Although my title at nDreams was Principal Level Designer, I was the most senior level designer in the company, and I was the head of the level design team. My duties included:
Line managing the other level designers.
Interviewing prospective design candidates (for both level design and game design roles).
Creating new level design workflows and pipelines, as well as improving existing ones.
Ensuring the level designers were fully integrated into the rest of the development team (which wasn’t the case when I joined the studio).
Working with the game’s leadership team to manage team workload and scheduling.
Reviewing and guiding all location development from concept through to final playable.
Mentoring junior level designers.
Overseeing the development of multiple mission types.
Working with with the Game Director to shape the game’s narrative, characters, and draft script.
In addition to team leadership and line management, I was personally responsible for designing three of the game’s six location and building two of them:
I designed the layout of Hookfaber Mansion, although another designer built it in game. I also wrote the scenarios for both the initial mission and the final mission, which are set there.
The concept behind the location is that Gustav Hookfaber – later revealed to be the game’s villain – was conducting supernatural experiments in the basement. In the opening mission, the player is sent to retrieve the equipment of a previous ghostbuster who mysteriously vanished in the mansion.
While collecting the equipment, the player learns the game’s primary mechanics (PKE meter use, trap use, proton wand use and environmental interaction), and believes they accidentally released the Ghost Lord, who bursts out from the basement, leaving a huge hole in the main hall of the mansion.
The mansion was intended to show both the old-money wealth of Gustav’s family, reduced to a dormant, spooky shadow of its former glory; as well as show Gustav’s true personality in the basement: a dark, malevolent and yet brilliant mind.
Time range: 00:00 – 11:40
In this mission, the player returns to Hookfaber’s mansion, having learned the villainous truth about Gustav. They must fight their way through the no longer dormant mansion, reaching the Harvester machine where the Ghost Lord originally emerged, and retrieve his staff, before fleeing.
Because of the damage to the mansion from the introductory mission, the player is unable to take the same route, and must use a different path. The player then needs to fight the Ghost Lord, who is pursuing them as they flee.
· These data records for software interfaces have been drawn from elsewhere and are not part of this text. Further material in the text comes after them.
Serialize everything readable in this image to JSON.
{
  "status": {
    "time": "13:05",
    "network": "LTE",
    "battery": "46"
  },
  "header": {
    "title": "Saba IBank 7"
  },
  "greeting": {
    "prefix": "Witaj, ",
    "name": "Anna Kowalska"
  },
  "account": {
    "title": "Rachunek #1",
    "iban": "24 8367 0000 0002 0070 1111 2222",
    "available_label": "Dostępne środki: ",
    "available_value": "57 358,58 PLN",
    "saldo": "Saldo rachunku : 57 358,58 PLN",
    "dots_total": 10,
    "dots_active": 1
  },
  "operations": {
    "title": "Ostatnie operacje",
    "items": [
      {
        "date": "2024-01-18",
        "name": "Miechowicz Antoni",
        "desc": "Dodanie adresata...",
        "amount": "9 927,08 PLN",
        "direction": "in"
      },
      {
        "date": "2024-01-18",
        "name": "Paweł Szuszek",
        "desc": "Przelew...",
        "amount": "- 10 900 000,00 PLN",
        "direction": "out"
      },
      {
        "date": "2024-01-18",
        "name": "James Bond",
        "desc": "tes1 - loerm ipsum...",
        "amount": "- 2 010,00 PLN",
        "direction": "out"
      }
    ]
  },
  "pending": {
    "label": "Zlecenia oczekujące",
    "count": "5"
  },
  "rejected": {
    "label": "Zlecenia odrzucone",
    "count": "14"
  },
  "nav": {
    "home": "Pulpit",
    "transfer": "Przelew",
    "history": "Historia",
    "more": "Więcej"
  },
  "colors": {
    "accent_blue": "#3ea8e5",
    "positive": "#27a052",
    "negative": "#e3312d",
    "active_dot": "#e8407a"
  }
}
This mission ends slightly differently to my original concept, where after leaving the mansion, the Ghost Lord would force the player into the aetherial realm, fighting through stitched-together spectral parts of each main location before emerging on the Golden Gate Bridge for the final battle. In the released version of the game, the player is simply teleported to the bridge for the final battle.
Time range: 13:30 – End of video
I designed and implemented this area, set in a water processing plant and sewers. The idea behind the area was to call back to Ghostbusters II’s river of slime sequence, while at the same time providing a range of exit/entry points for missions, and a mix of environmental dressing. As with all locations, it was important to contain a mix of large areas suitable for grand scale battles and game modes, but also shortcuts and smaller, tighter corridors to create spookier atmospheres.
Time range: 24:44 – 30:51
As one of the most iconic areas of San Francisco, it was always intended that we should include Chinatown as one of the game’s locations.
The classic Ghostbusters scene this area was intended to call back to was the hotel ballroom from the original film, so it was vital we included a restaurant with a high ceiling so the player could fire the proton wand at ghosts but ‘accidentally’ hit furniture and walls.
This map made extensive use of smaller areas, intending to feel like the cramped streets and alleys of the real Chinatown. Because the game was being developed for the Meta Quest 2, it was imperative I was able to control sightlines for the player so that there was never too much of the location visible at once, ensuring the headset was able to render the scene at a high enough frame rate to avoid simulation sickness. At the same time, however, we didn’t want to simply have internal spaces, and we wanted the labyrinthine nature of the environment to include different heights as well as alleys etc.
I concentrated on shaping the area so that multiple mission types could fit in it, with the strategic use of opening or closing routes in order to ensure the area felt different each mission.